Shaw has been ripping customers off for a long time, they just upgraded me to 100mbps and mine jumps up and down from 80mbps to 16mbps, most of the time its low 30mbps, did live chat and was told in was a node down and would take a few weeks to fix, when I asked when the node went down she said about a week ago. so to me shaw upgraded me knowing they could provide steady speed but charge me anyways, untill I complained, now they wanna down grade me to 20mbps till its repaired.. as for wireless. this is what I learned, as long as all devises connected wireless are using wireless N then you should get the speed your supposed to get, however if you have any device using B/G then the router down grades all devices to that and you get a slower speed, so make sure all wireless devices are N on the network, also you can set the router to N only to make sure.

DarthElvis

join:2013-06-03
v7v1d4
reply to ilianame
said by ilianame:

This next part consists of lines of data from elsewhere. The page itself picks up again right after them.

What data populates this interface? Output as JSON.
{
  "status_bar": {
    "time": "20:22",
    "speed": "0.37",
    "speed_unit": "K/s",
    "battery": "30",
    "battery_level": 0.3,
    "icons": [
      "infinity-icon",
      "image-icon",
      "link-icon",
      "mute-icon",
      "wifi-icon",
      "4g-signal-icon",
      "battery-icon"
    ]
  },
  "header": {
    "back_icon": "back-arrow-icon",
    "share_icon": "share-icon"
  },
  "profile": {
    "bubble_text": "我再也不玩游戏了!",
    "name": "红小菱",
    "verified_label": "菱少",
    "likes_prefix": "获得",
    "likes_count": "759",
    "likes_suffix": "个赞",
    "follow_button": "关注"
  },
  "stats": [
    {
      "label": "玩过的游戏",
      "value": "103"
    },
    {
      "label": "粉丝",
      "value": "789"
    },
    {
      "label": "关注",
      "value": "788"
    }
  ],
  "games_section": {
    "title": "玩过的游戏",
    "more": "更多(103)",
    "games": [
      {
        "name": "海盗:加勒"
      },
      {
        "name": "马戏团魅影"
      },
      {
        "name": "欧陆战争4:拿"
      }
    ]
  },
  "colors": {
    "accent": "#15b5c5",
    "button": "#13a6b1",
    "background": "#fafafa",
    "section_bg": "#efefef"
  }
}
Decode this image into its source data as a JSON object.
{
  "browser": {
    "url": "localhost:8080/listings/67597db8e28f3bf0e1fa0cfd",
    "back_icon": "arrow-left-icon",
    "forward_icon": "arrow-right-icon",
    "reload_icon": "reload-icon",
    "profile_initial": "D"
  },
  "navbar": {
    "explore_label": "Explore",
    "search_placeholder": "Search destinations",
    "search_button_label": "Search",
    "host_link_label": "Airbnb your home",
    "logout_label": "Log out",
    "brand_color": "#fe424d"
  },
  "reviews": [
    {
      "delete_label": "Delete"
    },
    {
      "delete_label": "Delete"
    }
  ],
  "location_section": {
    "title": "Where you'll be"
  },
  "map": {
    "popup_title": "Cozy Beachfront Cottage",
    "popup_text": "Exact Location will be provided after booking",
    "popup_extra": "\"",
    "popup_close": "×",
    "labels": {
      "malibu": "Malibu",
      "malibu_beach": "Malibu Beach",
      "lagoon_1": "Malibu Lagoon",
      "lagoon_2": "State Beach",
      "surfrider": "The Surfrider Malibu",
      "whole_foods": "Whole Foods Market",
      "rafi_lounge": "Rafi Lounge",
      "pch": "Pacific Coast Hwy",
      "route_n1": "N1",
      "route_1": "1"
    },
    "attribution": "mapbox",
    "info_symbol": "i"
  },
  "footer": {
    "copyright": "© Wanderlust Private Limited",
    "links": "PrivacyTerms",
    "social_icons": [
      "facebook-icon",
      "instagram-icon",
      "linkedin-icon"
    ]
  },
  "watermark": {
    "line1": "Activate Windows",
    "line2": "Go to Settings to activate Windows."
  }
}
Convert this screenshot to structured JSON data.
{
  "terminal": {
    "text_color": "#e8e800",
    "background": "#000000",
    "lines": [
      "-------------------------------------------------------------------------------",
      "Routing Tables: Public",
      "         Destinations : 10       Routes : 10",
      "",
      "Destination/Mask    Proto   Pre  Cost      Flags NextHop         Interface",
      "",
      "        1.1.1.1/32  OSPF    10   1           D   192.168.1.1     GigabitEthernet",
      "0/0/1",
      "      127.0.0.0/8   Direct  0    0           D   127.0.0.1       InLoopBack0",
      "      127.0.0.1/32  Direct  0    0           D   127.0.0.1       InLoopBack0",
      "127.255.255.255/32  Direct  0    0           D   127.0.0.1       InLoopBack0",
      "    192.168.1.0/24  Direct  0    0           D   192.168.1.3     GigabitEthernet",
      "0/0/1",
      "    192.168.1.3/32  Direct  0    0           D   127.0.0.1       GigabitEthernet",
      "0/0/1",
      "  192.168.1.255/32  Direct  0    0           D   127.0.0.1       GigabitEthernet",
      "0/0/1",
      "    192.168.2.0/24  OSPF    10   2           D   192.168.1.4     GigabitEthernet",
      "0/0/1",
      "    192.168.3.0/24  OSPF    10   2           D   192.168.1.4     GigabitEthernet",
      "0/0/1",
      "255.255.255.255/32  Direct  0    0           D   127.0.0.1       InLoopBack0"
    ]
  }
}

OP, YOU ARE THE REASON that:

- Shaw hold time is 15+
- Shaw reps are bitter
- Shaw service sucks
- The world is going to hell

There are many things that COULD be better with Shaw, like PRICE for example,
but as long as there are people like YOU to tie up their resources with utmost non-sense, harassment and trolling, their prices will keep growing. FFS use google, do research, and never do speed tests on wireless.

It is because of YOUR mind set and the misguided preconceptions that Shaw ACTUALLY offers these POS combo boxes. If everyone was enlightened and adept with technology, Shaw would be rightly responsible to provide an Ethernet jack to you, with 2 DHCP assigned IPs provisioned, and we wouldn't have to deal with all the useless extras that are put in for people like YOU.

Your post above is an embarrassment and a testament to shed some light on the kind of ignoramuses that exist in the world and how wrongly entitled people can get - THREE Shaw reps told you the same thing, even tried to come up with a half-baked crappy analogy to deliver the message to your liquor drenched brain.

Your argument is moot, your wireless devices should be shoved up your DMZ and all your MACs should be permanently blacklisted.

You nice?

But you right.

KernelKurtz

join:2012-06-25
reply to ravenchilde
said by ravenchilde:

said by fender:

The cost of the last mile is trivial for those of us who live in large buildings where customer density is high.

Again back to my point of urban customers subsidizing rural last miles.

That is a misconception on your part. You still require X amount of ports on a CMTS, supply X amount of channels. The cabling requirement is less, but the device that powers the services still has the exact same requirements.

^this

The cabling is insignificant in urban areas really. Though in those less dense places it matters more.